* **PROBLEM DESCRIPTION**
Every line from the line containing "Decode this image" through the final line of the data is to be printed exactly; no other line is to appear.

(EXTRACTED RECORDS)

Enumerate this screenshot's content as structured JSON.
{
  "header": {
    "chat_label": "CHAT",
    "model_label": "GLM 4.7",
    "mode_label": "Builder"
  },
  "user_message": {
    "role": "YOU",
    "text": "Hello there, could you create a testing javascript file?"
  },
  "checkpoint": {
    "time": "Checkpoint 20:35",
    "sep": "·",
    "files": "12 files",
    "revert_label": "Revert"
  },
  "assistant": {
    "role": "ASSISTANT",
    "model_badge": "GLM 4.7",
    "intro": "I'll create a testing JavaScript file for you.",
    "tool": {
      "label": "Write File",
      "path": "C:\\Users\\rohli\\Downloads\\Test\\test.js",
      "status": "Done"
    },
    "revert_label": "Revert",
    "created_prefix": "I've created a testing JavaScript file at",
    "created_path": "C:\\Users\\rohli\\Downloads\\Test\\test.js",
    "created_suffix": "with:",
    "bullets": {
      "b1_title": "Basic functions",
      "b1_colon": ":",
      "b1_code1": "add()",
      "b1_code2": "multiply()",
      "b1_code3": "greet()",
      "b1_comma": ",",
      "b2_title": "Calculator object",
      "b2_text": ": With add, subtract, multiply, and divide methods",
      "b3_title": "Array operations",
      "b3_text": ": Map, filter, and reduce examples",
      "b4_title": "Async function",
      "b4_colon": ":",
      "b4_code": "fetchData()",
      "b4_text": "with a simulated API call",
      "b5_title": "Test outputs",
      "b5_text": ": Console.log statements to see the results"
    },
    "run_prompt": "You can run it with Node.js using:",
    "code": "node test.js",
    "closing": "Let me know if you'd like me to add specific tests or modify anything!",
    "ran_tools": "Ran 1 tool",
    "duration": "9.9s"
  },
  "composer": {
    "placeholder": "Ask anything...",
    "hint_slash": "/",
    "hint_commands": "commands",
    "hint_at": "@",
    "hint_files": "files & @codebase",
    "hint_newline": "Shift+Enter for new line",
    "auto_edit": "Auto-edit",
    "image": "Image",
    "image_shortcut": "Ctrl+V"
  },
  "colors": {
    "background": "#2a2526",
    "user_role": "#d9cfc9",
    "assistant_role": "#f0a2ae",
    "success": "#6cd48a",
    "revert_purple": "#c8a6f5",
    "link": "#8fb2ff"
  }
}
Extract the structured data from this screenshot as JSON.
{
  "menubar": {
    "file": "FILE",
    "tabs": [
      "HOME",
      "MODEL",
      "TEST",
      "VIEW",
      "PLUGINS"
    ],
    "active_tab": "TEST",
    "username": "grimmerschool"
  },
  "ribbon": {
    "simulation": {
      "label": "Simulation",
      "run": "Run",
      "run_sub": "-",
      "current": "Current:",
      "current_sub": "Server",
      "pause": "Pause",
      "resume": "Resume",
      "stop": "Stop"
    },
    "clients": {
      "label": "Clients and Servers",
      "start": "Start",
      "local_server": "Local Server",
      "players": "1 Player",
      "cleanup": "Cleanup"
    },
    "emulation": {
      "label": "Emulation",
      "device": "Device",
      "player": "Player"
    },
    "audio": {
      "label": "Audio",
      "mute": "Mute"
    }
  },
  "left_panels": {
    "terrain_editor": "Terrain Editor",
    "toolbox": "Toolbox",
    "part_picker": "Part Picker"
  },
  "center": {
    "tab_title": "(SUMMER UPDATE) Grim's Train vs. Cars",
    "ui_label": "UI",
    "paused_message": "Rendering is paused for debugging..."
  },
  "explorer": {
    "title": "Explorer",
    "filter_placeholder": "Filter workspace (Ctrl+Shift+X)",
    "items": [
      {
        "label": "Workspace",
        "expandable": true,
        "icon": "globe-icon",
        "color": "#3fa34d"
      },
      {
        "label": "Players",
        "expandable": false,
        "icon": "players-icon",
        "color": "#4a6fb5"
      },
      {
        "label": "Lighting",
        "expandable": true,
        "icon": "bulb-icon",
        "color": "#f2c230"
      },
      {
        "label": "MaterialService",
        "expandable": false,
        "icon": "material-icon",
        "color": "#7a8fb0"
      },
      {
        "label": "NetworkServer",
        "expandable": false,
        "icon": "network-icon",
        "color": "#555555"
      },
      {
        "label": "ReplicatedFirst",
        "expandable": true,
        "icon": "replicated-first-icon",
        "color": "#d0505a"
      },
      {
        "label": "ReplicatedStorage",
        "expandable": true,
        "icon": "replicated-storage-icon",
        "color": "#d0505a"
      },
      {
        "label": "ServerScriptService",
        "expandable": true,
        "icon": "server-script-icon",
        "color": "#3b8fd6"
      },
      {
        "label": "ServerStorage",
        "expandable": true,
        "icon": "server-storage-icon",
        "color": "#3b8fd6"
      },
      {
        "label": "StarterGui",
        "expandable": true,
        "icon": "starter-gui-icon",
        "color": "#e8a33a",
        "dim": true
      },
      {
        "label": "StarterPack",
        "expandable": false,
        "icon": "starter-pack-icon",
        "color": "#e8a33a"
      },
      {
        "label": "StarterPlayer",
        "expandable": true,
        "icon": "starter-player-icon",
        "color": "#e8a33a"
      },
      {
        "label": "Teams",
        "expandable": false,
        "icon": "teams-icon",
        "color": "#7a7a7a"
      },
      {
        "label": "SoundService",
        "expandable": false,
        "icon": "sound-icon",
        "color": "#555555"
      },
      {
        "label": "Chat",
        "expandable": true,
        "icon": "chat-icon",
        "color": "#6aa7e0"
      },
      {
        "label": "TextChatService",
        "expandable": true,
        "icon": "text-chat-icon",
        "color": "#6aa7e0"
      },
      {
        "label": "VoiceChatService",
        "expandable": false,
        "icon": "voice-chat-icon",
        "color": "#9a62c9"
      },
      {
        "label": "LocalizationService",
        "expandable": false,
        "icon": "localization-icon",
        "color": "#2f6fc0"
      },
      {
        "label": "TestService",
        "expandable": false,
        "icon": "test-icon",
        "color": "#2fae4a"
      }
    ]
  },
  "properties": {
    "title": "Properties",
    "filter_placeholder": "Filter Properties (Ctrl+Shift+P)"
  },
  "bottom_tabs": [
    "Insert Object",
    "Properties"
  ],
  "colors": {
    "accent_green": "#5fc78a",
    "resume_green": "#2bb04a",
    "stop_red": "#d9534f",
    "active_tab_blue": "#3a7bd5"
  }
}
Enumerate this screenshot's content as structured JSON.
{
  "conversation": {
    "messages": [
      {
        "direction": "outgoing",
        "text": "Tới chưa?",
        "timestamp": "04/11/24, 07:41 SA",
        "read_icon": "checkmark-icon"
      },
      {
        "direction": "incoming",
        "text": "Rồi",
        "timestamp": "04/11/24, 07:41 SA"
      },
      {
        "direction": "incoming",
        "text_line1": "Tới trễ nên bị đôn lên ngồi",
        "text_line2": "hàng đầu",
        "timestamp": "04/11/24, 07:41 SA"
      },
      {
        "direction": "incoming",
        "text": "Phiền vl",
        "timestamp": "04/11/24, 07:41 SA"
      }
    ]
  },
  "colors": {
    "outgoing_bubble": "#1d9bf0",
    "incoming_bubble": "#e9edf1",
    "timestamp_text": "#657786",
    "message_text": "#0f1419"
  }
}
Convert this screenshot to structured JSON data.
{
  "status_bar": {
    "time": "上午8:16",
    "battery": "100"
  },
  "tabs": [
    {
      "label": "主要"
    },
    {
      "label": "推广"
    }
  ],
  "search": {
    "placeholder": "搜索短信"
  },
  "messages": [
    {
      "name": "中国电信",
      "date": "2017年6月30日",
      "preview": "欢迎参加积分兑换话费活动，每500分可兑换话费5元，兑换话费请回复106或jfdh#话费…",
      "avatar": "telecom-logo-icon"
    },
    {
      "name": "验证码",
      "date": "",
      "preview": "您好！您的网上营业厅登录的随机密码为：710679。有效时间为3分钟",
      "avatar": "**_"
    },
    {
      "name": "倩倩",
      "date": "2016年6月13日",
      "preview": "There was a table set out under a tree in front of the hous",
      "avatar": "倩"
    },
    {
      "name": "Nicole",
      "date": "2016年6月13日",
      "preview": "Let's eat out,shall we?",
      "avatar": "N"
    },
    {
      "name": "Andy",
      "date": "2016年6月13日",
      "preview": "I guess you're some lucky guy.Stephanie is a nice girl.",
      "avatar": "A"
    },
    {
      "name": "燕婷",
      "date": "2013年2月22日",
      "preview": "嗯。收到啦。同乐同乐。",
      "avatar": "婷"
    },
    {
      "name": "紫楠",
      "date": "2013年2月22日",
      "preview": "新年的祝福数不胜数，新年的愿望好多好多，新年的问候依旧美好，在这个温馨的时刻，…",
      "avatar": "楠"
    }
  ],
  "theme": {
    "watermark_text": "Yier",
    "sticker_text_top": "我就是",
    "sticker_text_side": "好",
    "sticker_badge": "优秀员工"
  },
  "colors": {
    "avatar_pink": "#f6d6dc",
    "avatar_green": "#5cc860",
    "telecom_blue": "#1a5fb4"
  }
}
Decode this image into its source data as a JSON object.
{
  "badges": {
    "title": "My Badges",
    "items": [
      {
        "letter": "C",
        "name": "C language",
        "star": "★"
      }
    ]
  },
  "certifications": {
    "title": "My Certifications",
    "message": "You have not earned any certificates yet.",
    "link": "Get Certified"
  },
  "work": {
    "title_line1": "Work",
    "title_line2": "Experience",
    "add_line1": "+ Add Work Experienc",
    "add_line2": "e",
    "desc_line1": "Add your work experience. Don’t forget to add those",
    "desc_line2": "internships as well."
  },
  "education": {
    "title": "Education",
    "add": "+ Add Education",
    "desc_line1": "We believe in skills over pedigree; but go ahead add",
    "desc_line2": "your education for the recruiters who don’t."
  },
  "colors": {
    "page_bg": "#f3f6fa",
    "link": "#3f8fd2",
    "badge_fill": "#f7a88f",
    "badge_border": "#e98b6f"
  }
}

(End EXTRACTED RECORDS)

* **SOLUTION TO THIS PROBLEM**
Decode this image into its source data as a JSON object.
{
  "badges": {
    "title": "My Badges",
    "items": [
      {
        "letter": "C",
        "name": "C language",
        "star": "★"
      }
    ]
  },
  "certifications": {
    "title": "My Certifications",
    "message": "You have not earned any certificates yet.",
    "link": "Get Certified"
  },
  "work": {
    "title_line1": "Work",
    "title_line2": "Experience",
    "add_line1": "+ Add Work Experienc",
    "add_line2": "e",
    "desc_line1": "Add your work experience. Don’t forget to add those",
    "desc_line2": "internships as well."
  },
  "education": {
    "title": "Education",
    "add": "+ Add Education",
    "desc_line1": "We believe in skills over pedigree; but go ahead add",
    "desc_line2": "your education for the recruiters who don’t."
  },
  "colors": {
    "page_bg": "#f3f6fa",
    "link": "#3f8fd2",
    "badge_fill": "#f7a88f",
    "badge_border": "#e98b6f"
  }
}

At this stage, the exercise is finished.